Last thoughts for the night. I just got back from seeing the movie Looper. It's good, but it's a time travel movie, so I know I'll be up half the night trying to figure out all the different implications and possibilities.
A few years ago I picked up the habit of making a wish on 11:11. I've always been mesmerized with numbers and symmetry, so I guess that's part of it, but I also like the reminder to pray twice a day for the one thing I wish for most.
And I actually did this consistently last year every time I looked at the clock on 11:11. I asked for one thing, and I told no one about it. In retrospect, of all the things I could have been spending my wishes on it's kind of insignificant in the scheme of things, but I wanted the last hour of UNC Dance Marathon -- a 24-hour symbolic stand that completes a year of fundraising for N.C. Children's Hospital -- to go off without a single technological hitch, since as the publicity chair I was in charge of all the multimedia elements. My experience on the Publicity committee from the year before when almost everything that could go wrong did was so harrowing that I wanted to do everything I could to prevent a repeat performance, including dedicating all my 11:11 wishes for a year.
Well, lo and behold the whole thing went off so technologically brilliantly that the hour or so of lag time we'd built into the whole 24-hour schedule (which has like 18 columns and is broken down into 288 five-minute increments) just to be safe, was completely unnecessary and we ended nearly 45 minutes early. Which normally in event planning isn't that big of a deal, but when you advertise to thousands of people that you're going to be standing on your feet for 24 hours and you end at 23 hours and 15 minutes, some people feel shortchanged. I'm not gonna lie, the vast majority feel overjoyed that they finally get to sit down. But we're still going down in the yearbooks as the most efficient Overall Committee in history.

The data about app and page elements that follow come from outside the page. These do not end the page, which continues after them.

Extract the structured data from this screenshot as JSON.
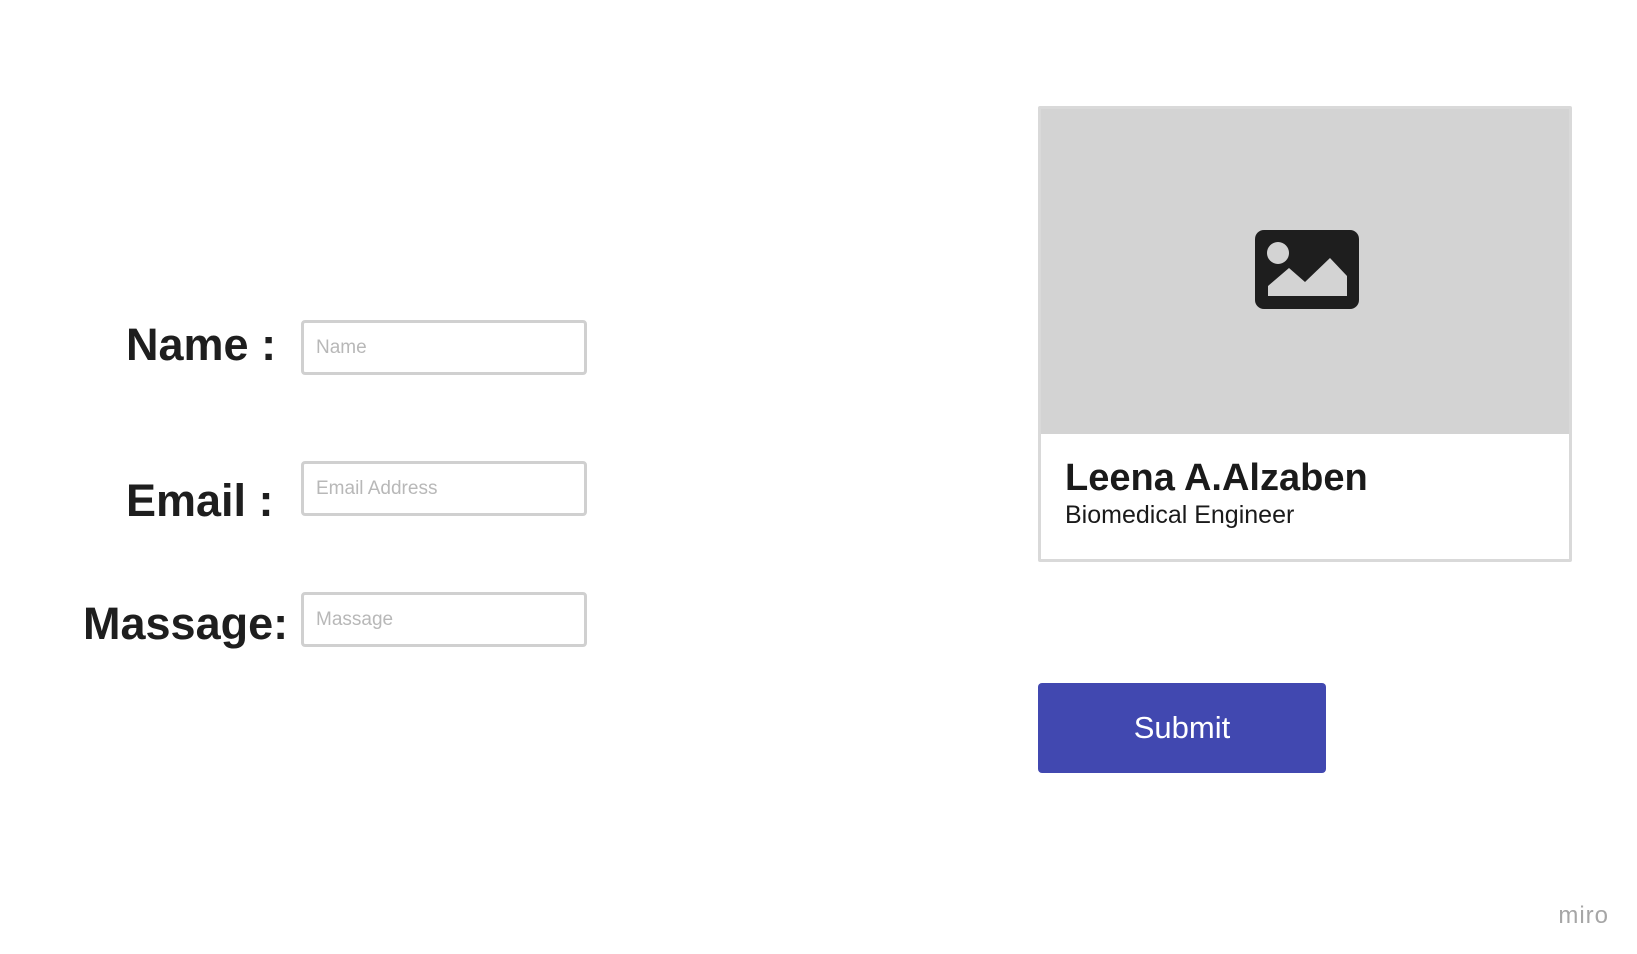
{
  "form": {
    "name_label": "Name :",
    "name_placeholder": "Name",
    "email_label": "Email :",
    "email_placeholder": "Email Address",
    "message_label": "Massage:",
    "message_placeholder": "Massage"
  },
  "profile_card": {
    "image_icon": "image-placeholder-icon",
    "name": "Leena A.Alzaben",
    "title": "Biomedical Engineer"
  },
  "submit_label": "Submit",
  "watermark": "miro",
  "colors": {
    "accent": "#4148b0",
    "image_placeholder_bg": "#d3d3d3",
    "input_border": "#d0d0d0",
    "label_text": "#1e1e1e",
    "watermark": "#a6a6a6"
  }
}
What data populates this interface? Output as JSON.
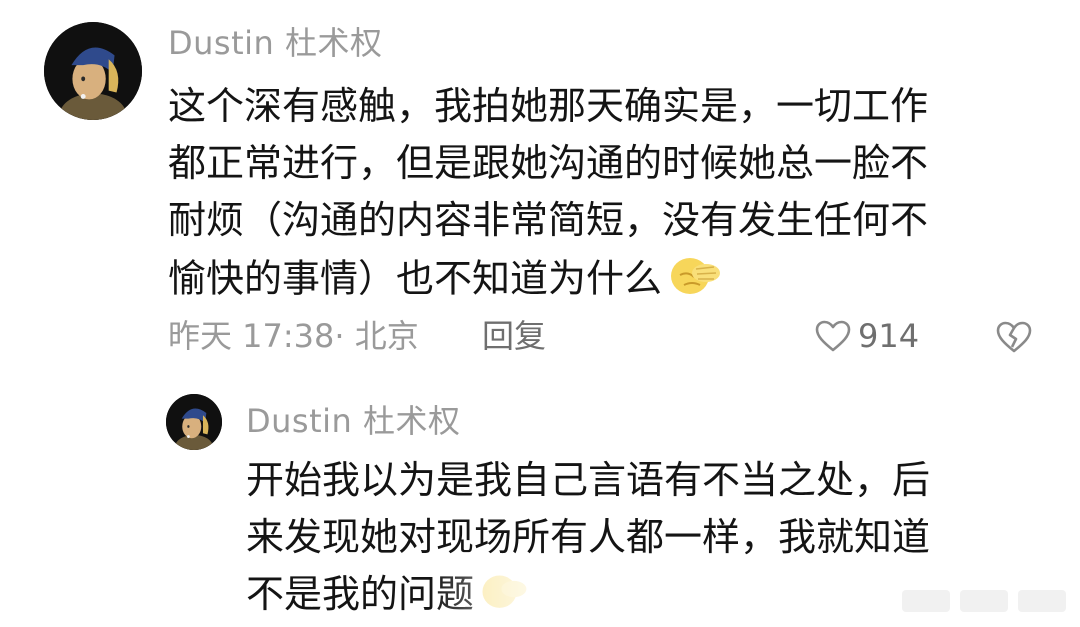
{
  "comment": {
    "username": "Dustin 杜术权",
    "text_lines": [
      "这个深有感触，我拍她那天确实是，一切工作",
      "都正常进行，但是跟她沟通的时候她总一脸不",
      "耐烦（沟通的内容非常简短，没有发生任何不",
      "愉快的事情）也不知道为什么"
    ],
    "emoji": "facepalm-emoji",
    "time_location": "昨天 17:38· 北京",
    "reply_label": "回复",
    "like_count": "914"
  },
  "reply": {
    "username": "Dustin 杜术权",
    "text_lines": [
      "开始我以为是我自己言语有不当之处，后",
      "来发现她对现场所有人都一样，我就知道",
      "不是我的问题"
    ],
    "emoji": "facepalm-emoji"
  },
  "icons": {
    "like": "heart-icon",
    "dislike": "broken-heart-icon"
  },
  "colors": {
    "text": "#141414",
    "meta": "#9a9a9a",
    "action": "#6f6f6f",
    "avatar_scarf": "#2f4a8c",
    "emoji_yellow": "#f7d65a"
  }
}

And I had to laugh, because I realized my wish hadn't been specific enough. "Please let all the technology work perfectly at the end of the marathon" apparently didn't cut it, since I could never predict all the other contingencies.
So does that stop me from trying to guarantee some little aspect of the future with my little daily wish? No. I've got a new request, and I won't tell you what it is until it's happened, which might be never.
Anyway, this brings me back to Looper. Don't worry, this is not a spoiler. It just got me thinking. We're all so obsessed with time travel because we think if we just knew the future, it would make everything in the present so clear, or if we could just return to the past and change a decision, it could fix everything now. But every time you do that, you realize it's all a loop and you end up causing the bad things you were trying to prevent.
I guess it's just another reminder that we will not, do not and cannot know the future, nor can we do anything to change the past and we have to focus on the now. I have to ask, am I right before God right now? Are my immediate needs provided for right now? Yes? Good. Go to sleep and quit worrying. No? Please read Acts 16:30-31.